The match on Rod Laver Arena featured a rare rain delay of about 20 minutes while the roof was closed. Rybakina led 3-1 and was holding a break point before the delay. On return, Ostapenko saved the first break point, but Rybakina broke on her next opportunity to go up 4-1 and won the first set 6-2.

In the second set, Ostapenko was up a break but Rybakina leveled with a break of her own. It came on her first break point when Ostapenko had been unable to convert four in the previous game.

Rybakina, who beat top-seeded Iga Swiatek in the fourth round, set up match points with aces, both of which were saved by Ostapenko. But she clinched the match with another ace, her 11th of the match and a tournament-leading 35 overall.

“I was nervous in the last game, but I managed my emotions and played very well.” Rybakina said. “The conditions were different after the roof was closed. But it can happen here, you never know, on the morning one weather and later it changes.”

Rybakina will play the winner of the night quarterfinal between American Jessica Pegula, at No. 3 the highest women’s seed remaining, and two-time champion Victoria Azarenka.
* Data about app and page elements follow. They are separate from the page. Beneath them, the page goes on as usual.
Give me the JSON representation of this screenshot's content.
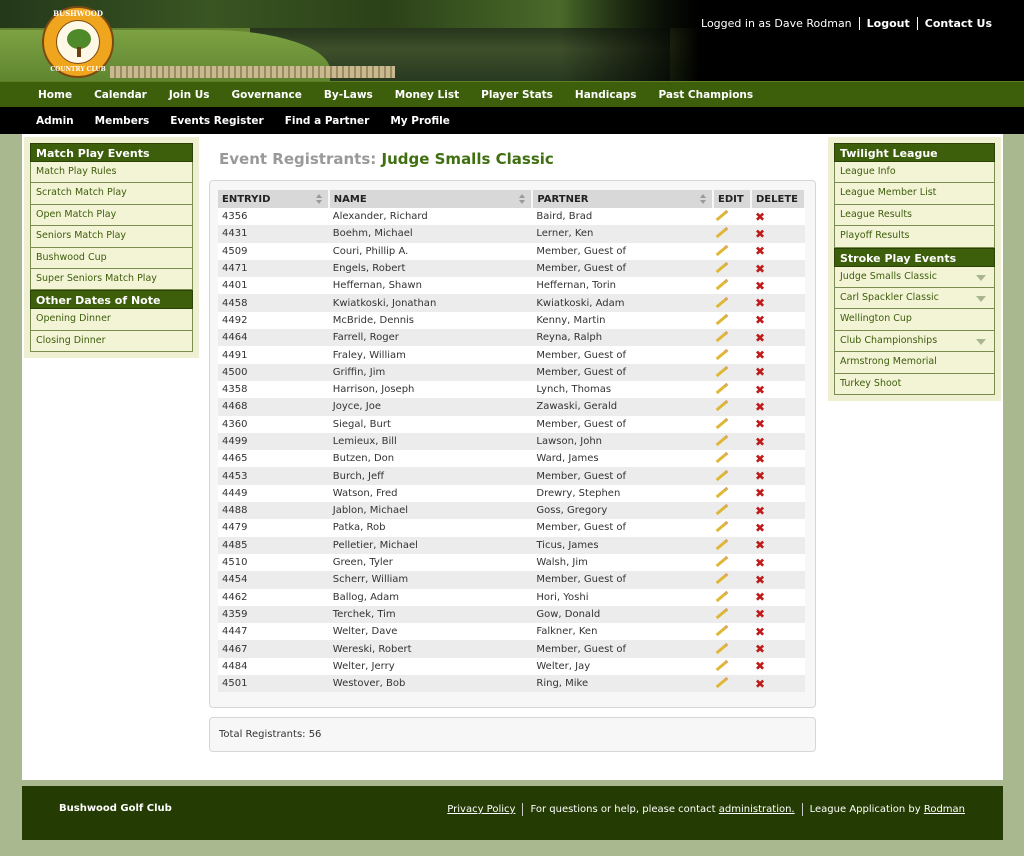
{
  "header": {
    "logo_top": "BUSHWOOD",
    "logo_bottom": "COUNTRY CLUB",
    "logged_in": "Logged in as Dave Rodman",
    "logout": "Logout",
    "contact": "Contact Us"
  },
  "nav_primary": [
    "Home",
    "Calendar",
    "Join Us",
    "Governance",
    "By-Laws",
    "Money List",
    "Player Stats",
    "Handicaps",
    "Past Champions"
  ],
  "nav_secondary": [
    "Admin",
    "Members",
    "Events Register",
    "Find a Partner",
    "My Profile"
  ],
  "left_sidebar": {
    "section1_title": "Match Play Events",
    "section1_items": [
      "Match Play Rules",
      "Scratch Match Play",
      "Open Match Play",
      "Seniors Match Play",
      "Bushwood Cup",
      "Super Seniors Match Play"
    ],
    "section2_title": "Other Dates of Note",
    "section2_items": [
      "Opening Dinner",
      "Closing Dinner"
    ]
  },
  "right_sidebar": {
    "section1_title": "Twilight League",
    "section1_items": [
      "League Info",
      "League Member List",
      "League Results",
      "Playoff Results"
    ],
    "section2_title": "Stroke Play Events",
    "section2_items": [
      "Judge Smalls Classic",
      "Carl Spackler Classic",
      "Wellington Cup",
      "Club Championships",
      "Armstrong Memorial",
      "Turkey Shoot"
    ]
  },
  "page": {
    "title_label": "Event Registrants: ",
    "event_name": "Judge Smalls Classic"
  },
  "table": {
    "columns": [
      "ENTRYID",
      "NAME",
      "PARTNER",
      "EDIT",
      "DELETE"
    ],
    "rows": [
      [
        "4356",
        "Alexander, Richard",
        "Baird, Brad"
      ],
      [
        "4431",
        "Boehm, Michael",
        "Lerner, Ken"
      ],
      [
        "4509",
        "Couri, Phillip A.",
        "Member, Guest of"
      ],
      [
        "4471",
        "Engels, Robert",
        "Member, Guest of"
      ],
      [
        "4401",
        "Heffernan, Shawn",
        "Heffernan, Torin"
      ],
      [
        "4458",
        "Kwiatkoski, Jonathan",
        "Kwiatkoski, Adam"
      ],
      [
        "4492",
        "McBride, Dennis",
        "Kenny, Martin"
      ],
      [
        "4464",
        "Farrell, Roger",
        "Reyna, Ralph"
      ],
      [
        "4491",
        "Fraley, William",
        "Member, Guest of"
      ],
      [
        "4500",
        "Griffin, Jim",
        "Member, Guest of"
      ],
      [
        "4358",
        "Harrison, Joseph",
        "Lynch, Thomas"
      ],
      [
        "4468",
        "Joyce, Joe",
        "Zawaski, Gerald"
      ],
      [
        "4360",
        "Siegal, Burt",
        "Member, Guest of"
      ],
      [
        "4499",
        "Lemieux, Bill",
        "Lawson, John"
      ],
      [
        "4465",
        "Butzen, Don",
        "Ward, James"
      ],
      [
        "4453",
        "Burch, Jeff",
        "Member, Guest of"
      ],
      [
        "4449",
        "Watson, Fred",
        "Drewry, Stephen"
      ],
      [
        "4488",
        "Jablon, Michael",
        "Goss, Gregory"
      ],
      [
        "4479",
        "Patka, Rob",
        "Member, Guest of"
      ],
      [
        "4485",
        "Pelletier, Michael",
        "Ticus, James"
      ],
      [
        "4510",
        "Green, Tyler",
        "Walsh, Jim"
      ],
      [
        "4454",
        "Scherr, William",
        "Member, Guest of"
      ],
      [
        "4462",
        "Ballog, Adam",
        "Hori, Yoshi"
      ],
      [
        "4359",
        "Terchek, Tim",
        "Gow, Donald"
      ],
      [
        "4447",
        "Welter, Dave",
        "Falkner, Ken"
      ],
      [
        "4467",
        "Wereski, Robert",
        "Member, Guest of"
      ],
      [
        "4484",
        "Welter, Jerry",
        "Welter, Jay"
      ],
      [
        "4501",
        "Westover, Bob",
        "Ring, Mike"
      ]
    ],
    "edit_icon": "pencil-icon",
    "delete_icon": "x-icon",
    "delete_glyph": "✖"
  },
  "total": "Total Registrants: 56",
  "footer": {
    "club": "Bushwood Golf Club",
    "privacy": "Privacy Policy",
    "help_text": "For questions or help, please contact ",
    "admin_link": "administration.",
    "app_text": "League Application by ",
    "app_link": "Rodman"
  },
  "colors": {
    "nav_green": "#3d5e0b",
    "footer_green": "#243c03",
    "page_bg": "#a9b88e",
    "delete_red": "#c01a1a",
    "title_green": "#3f6f10"
  }
}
In men’s quarterfinals, 22-year-old American Sebastian Korda played the next match at Rod Laver Arena against No. 18-seeded Karen Khachanov. In a night quarterfinal, third-seeded Stefanos Tsitsipas plays Jiri Lehecka. The winners of those matches will play each other in the semifinals on Friday.